John Henry moved to Dallas, got into a partnership in dentistry with Dr. John A. Seegar and their practice won award after award for the job they did for their patients. People were happy with their teeth in Dallas. In March of 1874 the partnership dissolved and Doc moved onto his own practice but that didn't seem to work out.

The move west had not cleared his tuberculosis and coughing out phlegm and other bodily fluids was not a good thing for a dentist to do. His practice dwindled and when he took to the life of a gambler, he began to garner a reputation for being pretty handy with a knife and a pistol.

Thus the sullied reputation of a dentist from Georgia was born. And it would have probably died if Doc had not run into a fellow by the name of Wyatt Earp.

Kurt Russell as Wyatt Earp and Val Kilmer as Doc Holliday

A star was born.

One hundred and sixty-six years after Doc Holliday was born, his name continues to be immortalized in the small town of Tombstone, Arizona. It was here that a dentist turned gambler and killer would make his mark, standing side by side with Wyatt, Morgan, and Virgil Earp against the Clanton gang at the OK Corral. A thirty second gunfight would go down in the annuls of history as the most retold gunfight in western lore.

In 1993, a film was released featuring Kurt Russell named 'Tombstone'. The movie detailed all the events leading up to that famous gunfight on October 26, 1881. It was a blockbuster hit and still is with millions of hard-core western genre.

One of the main characters, of course, was Doc Holliday played by the very talented actor Val Kilmer. When the film was released the star of the show was Kilmer - Russell being the humble person he is (by all accounts) allowed Val to take the best lines and with this also allowed the film to become one of the most watched westerns of all times.

Val Kilmer as Doc Holliday

So, the town of Tombstone, yes it still exists happily looking over the valley toward the Dragoon Mountains to the east, decided to start an annual Doc Holli-Days celebration. A three-day event honoring the birthdate of the real Doc Holliday and who best to knock the inaugural weekend off but the one and only Val Kilmer.

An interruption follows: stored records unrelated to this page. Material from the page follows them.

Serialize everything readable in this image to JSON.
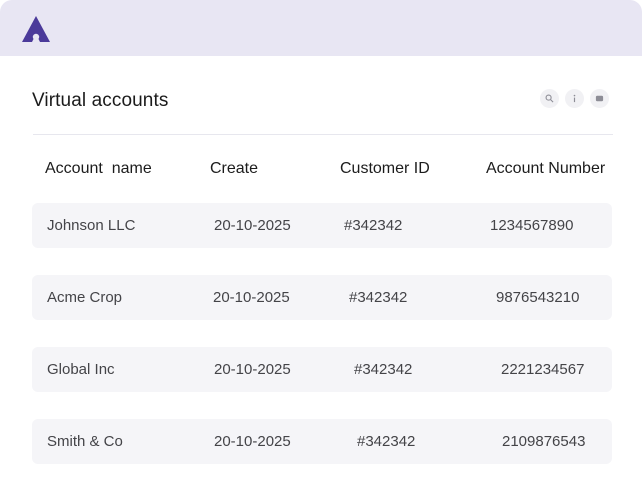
{
  "app": {
    "logo_icon": "brand-triangle-logo-icon",
    "brand_color": "#4b3a9a"
  },
  "header": {
    "title": "Virtual accounts",
    "tools": [
      "search-icon",
      "info-icon",
      "more-icon"
    ]
  },
  "table": {
    "columns": [
      "Account  name",
      "Create",
      "Customer ID",
      "Account Number"
    ],
    "rows": [
      {
        "name": "Johnson LLC",
        "created": "20-10-2025",
        "customer_id": "#342342",
        "account_number": "1234567890"
      },
      {
        "name": "Acme Crop",
        "created": "20-10-2025",
        "customer_id": "#342342",
        "account_number": "9876543210"
      },
      {
        "name": "Global Inc",
        "created": "20-10-2025",
        "customer_id": "#342342",
        "account_number": "2221234567"
      },
      {
        "name": "Smith & Co",
        "created": "20-10-2025",
        "customer_id": "#342342",
        "account_number": "2109876543"
      }
    ]
  }
}
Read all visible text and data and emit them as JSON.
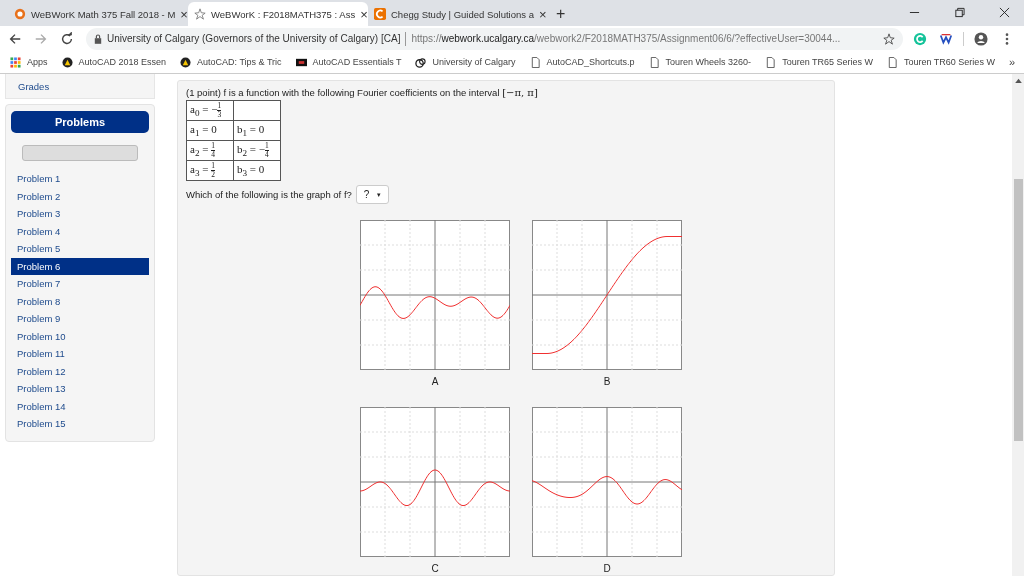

 J and L loaded the trusty Dodge Ram and drove nearly nine hours to participate in this new yearly event in the town deemed - 'Too Tough to Die'. Of course, friends were waiting graciously in Tombstone and together they all dressed to kill - fictionally and not literally for the gala.

Some of the 'bad boys'

John, Robert and Barry on the streets of Tombstone

Michelle and Laureen

There was a meet and greet with Val on Saturday, a parade through the tiny town, a key to the city presented to Val, and many more events.

It was a grand affair and twenty thousand people from around the world - yes, there was a gentleman from South Africa present for the soiree, swarmed the wooden sidewalks and dirt streets to take part in this birthday celebration.

When meeting with Val at the Schieffelin Hall the actor sat in a straight back chair - smiled, shook hands and was happy to have a photograph taken with the fans. J and L were fans and had a photo taken with this truly adaptive and talented man. J then presented Val with a copy of his novel, Hunted, and Val seemed very interested and promised to read it shortly.

Val Kilmer accepting one of John's novels as a gift

Within an hour the parade was on with Val as Grand Marshall.

The Grand Marshall - Val Kilmer

Well, this blog has taken on a bit of length but we at J and L are not done with the trip to Tombstone. There will be more to follow - and to paraphrase Ike Clanton from the film Tombstone:

                                                         "We'll see you soon - real soon."

Tombstone - too tough to die! Whaaaattttt?